This isn’t surprising because Jeunet’s breakthrough film, Delicatessen (1991) is a satirical love story set in a post-apocalyptic France where humans have resorted to cannibalism to survive. Fortunately, Amélie isn’t so dark in tone.

The plot is simple: Amélie (played by actor and model Audrey Tautou in her star-making role) is a lonely, painfully shy young woman living in the historic Montmartre neighbourhood of Paris, recognizable by the famous white Basilica of Sacré-Cœur.

Homeschooled by her parents who erroneously believe she has a heart condition, Amélie is left to be raised by her distant father when her neurotic mother is killed by a suicidal Québécoise tourist who jumps off the cathedral of Notre-Dame and lands on her.

Deeply affected by these childhood traumas, Amélie grows up to be socially awkward and largely friendless, albeit with a playful streak (as shown by various harmless pranks she plays on well-deserving people).

Amelie-amelie-1532886-852-480Amélie maintains a cheerful disposition, however, and is eternally optimistic, learning to cope with her isolation from other people by using her active imagination (her many surrealistic daydream sequences contribute to the idiosyncratic feel of the film.)

After being deeply affected by the death of Princess Diana, she stumbles across a small tin that once belonged to a young boy in a mouse-hole in her apartment. Resolving to return it to its owner, she decides that her newfound purpose in life will be to carry out good deeds and make other people happy.

The film has a colourful cast of supporting characters: the staff and patrons of the Café de Deux Moulins (“Two Windmills”) where Amélie works, the often mistreated grocer’s assistant Lucien and his overbearing boss, and an old artist named Raymond who lives in Amélie’s building, who she befriends.

Raymond, who suffers from a rare disease that makes his bones as brittle as glass, becomes something of a mentor to her in her quest to better the lives of everyone around her, helping her track down the owner of the tin and offering her advice on how to solve her problem of loneliness and unluckiness in the area of her love life.

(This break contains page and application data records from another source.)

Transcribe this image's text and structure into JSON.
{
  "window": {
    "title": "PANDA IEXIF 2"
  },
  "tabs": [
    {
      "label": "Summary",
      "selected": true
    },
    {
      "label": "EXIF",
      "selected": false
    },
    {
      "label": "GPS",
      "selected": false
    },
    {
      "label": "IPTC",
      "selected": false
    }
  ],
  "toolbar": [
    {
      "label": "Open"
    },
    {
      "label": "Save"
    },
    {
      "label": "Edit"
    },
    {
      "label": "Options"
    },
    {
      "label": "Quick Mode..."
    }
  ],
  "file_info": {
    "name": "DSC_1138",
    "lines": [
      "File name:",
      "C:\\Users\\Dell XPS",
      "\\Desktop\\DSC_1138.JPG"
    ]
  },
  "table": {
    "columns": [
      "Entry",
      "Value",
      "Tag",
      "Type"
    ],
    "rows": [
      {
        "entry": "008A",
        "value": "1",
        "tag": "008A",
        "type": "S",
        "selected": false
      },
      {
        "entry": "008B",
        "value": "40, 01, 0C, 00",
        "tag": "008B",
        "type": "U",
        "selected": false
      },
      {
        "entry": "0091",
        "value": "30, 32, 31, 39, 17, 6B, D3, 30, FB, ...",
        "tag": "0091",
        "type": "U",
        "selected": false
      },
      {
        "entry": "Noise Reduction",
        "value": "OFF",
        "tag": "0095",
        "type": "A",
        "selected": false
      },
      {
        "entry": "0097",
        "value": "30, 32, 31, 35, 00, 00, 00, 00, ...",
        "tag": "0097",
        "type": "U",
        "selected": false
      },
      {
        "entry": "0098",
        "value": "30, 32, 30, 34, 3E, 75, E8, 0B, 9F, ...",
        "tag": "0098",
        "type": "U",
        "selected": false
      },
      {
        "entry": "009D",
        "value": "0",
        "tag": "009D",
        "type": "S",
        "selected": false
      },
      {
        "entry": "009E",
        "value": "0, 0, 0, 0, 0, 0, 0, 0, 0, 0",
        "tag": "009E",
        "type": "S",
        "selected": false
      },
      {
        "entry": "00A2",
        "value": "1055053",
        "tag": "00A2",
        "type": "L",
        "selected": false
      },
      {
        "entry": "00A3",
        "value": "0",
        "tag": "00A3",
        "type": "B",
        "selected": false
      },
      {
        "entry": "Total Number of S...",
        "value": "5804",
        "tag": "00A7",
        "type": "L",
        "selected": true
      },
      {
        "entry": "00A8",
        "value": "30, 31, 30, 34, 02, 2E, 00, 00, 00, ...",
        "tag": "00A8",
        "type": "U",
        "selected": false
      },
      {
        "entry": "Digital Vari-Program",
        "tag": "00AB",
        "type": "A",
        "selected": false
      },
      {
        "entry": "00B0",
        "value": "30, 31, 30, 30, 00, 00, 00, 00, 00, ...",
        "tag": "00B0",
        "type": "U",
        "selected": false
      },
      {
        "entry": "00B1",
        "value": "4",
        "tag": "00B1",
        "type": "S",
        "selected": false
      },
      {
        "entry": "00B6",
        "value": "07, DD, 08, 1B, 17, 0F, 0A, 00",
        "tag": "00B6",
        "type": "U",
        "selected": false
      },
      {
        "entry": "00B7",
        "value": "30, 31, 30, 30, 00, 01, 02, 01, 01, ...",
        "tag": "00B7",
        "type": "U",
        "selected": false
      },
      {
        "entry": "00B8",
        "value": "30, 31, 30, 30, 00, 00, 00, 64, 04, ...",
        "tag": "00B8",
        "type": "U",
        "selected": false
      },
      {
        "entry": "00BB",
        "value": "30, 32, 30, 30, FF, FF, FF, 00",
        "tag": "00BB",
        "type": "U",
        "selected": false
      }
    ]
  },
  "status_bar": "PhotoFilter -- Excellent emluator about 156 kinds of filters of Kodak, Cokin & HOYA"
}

Like Secretary, there is a decidedly lukewarm sex scene making it clear that Amélie has not enjoyed being with any of the lovers she’s had so far.

The film frequently makes use of elaborate montages to show flashbacks and insights into the lives of the people Amélie meets, adding more depth to her world.

Despite her efforts to make others happy, Amélie still lacks one thing in her life: someone to love herself who will make her happy.

Upon meeting the equally shy Nino (Mathieu Kassovitz), she pursues love in her characteristically introverted way, with equally comical and touching results.

Amélie has been criticized as presenting a trope that has become something of a cliché in recent years: the so-called manic pixie dream girl, a beguiling woman who exists only to shake up the lives of other people (usually men).

However, Tautou is so perfectly suited for the role that’s easy to forget this and enjoy the film on its own terms. Jeunet’s saccharine portrayal of Paris has also been criticized as anachronistic, depicting an idealized Paris which is much happier (and much cleaner) than in reality.

Another valid criticism of the film is that it whitewashes modern France by largely excluding characters of colour when France has a large Middle-Eastern and African population.

Despite these valid criticisms, Amélie is still an enjoyable cinematic experience, a quintessential feel-good movie. (And who doesn’t need a little cheering up during the drab winter months?)

The score by French neoclassical musician Yann Tiersen has gained a cult following as well and is a standout element of the film. The film was nominated for several awards, including five Oscars.

Trent Film Society will be showing Amélie on February 17 at Market Hall, in French with English subtitles. Attendance in berets and striped shirts is strongly encouraged, as is the consumption of baguettes.

Please note that Amélie contains brief scenes of nudity and is not suitable for children. The running time is 122 minutes and as always, c’est gratuit.